A re-imagining of Alexandria's ancient Great Library, this gorgeously designed cultural centre contains a host of museums, as well as one of the modern world's most ambitious libraries. Its architecture — a giant sun disk — presides over the waterfront Corniche, while inside, a huge reading room can hold eight million volumes. Built-in 2002 as a memorial to one of the largest and most important libraries in antiquity, the Royal Library of Alexandria. The old library was burnt down and with the fire, many of its books were destroyed. The modern library may not be as important and rich as the previous one, yet it’s still a large library and a major cultural centre including three museums, four art galleries, a planetary and a laboratory where they rescue and fix old manuscripts. They also have a good section of children’s books which can be fun to explore if you’re on holiday with your kids.
the dazzling building, opened in 2002 by UNESCO This massive construction houses three museums ( Antiquities museum, Sadat museum, Manuscript museum). In the afternoon visit
►❤ The Fort Qaitbey :
Fort Qaitbey was built by Mamluke Sultan Qaitbey in an effort to fortify this important Egyptian port from attack. Historically one of the most important defensive strongholds in Egypt and along the Mediterranean Sea coast, the Fort of Qaitbey was an essential chess piece in the security of Alexandria. The fort sits at the entrance of the harbour on the Pharos Island, where it replaced the famous Lighthouse of Alexandria, which was one of the Seven Wonders of the Ancient World. Despite being finally annihilated in a devastating earthquake, remnants of the red brick used in the construction of the lighthouse still remain–a nostalgic reminder of how magnificent it would have looked in its prime time.
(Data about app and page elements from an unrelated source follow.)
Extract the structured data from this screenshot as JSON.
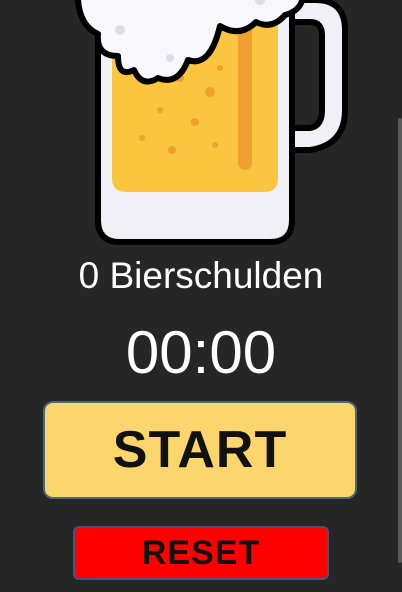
{
  "app": {
    "debt_label": "0 Bierschulden",
    "timer": "00:00"
  },
  "buttons": {
    "start_label": "START",
    "reset_label": "RESET"
  },
  "colors": {
    "background": "#262626",
    "start_button": "#fcd66c",
    "reset_button": "#ff0000",
    "text": "#ffffff"
  },
  "icons": {
    "hero": "beer-mug-icon"
  }
}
Nonetheless, the fort is still a sight to feast your eyes on. We recommend strolling to Fort Qaitbey along the Corniche, giving you unforgettable views of the Mediterranean sea.
►❤ Abu Abbas al-Mursi Mosque:
One of Alexandria's major landmarks, the Abu Abbas al-Mursi Mosque was built in 1796 over the tomb of the 13th-century Sufi holy man Abu Abbas al-Mursi. Originally from Murcia (in Spain's Andalusia region), Abu Abbas became a highly esteemed religious leader in Alexandria, and his teachings are still revered in Egypt. It was redesigned and built by Eugenio Valzania and Mario Rossi between 1929 and 1945. The temple is certainly one of the most beautiful mosques in Egypt as well as one of the most spiritually significant places to go to while visiting Alexandria. Its traditional architecture is stunning and it is located right next to the Citadel of Qaitba
►❤ lunch in Egyptian Restaurant/ Hosny restaurant
Leaving Alexandria Drive back to Cairo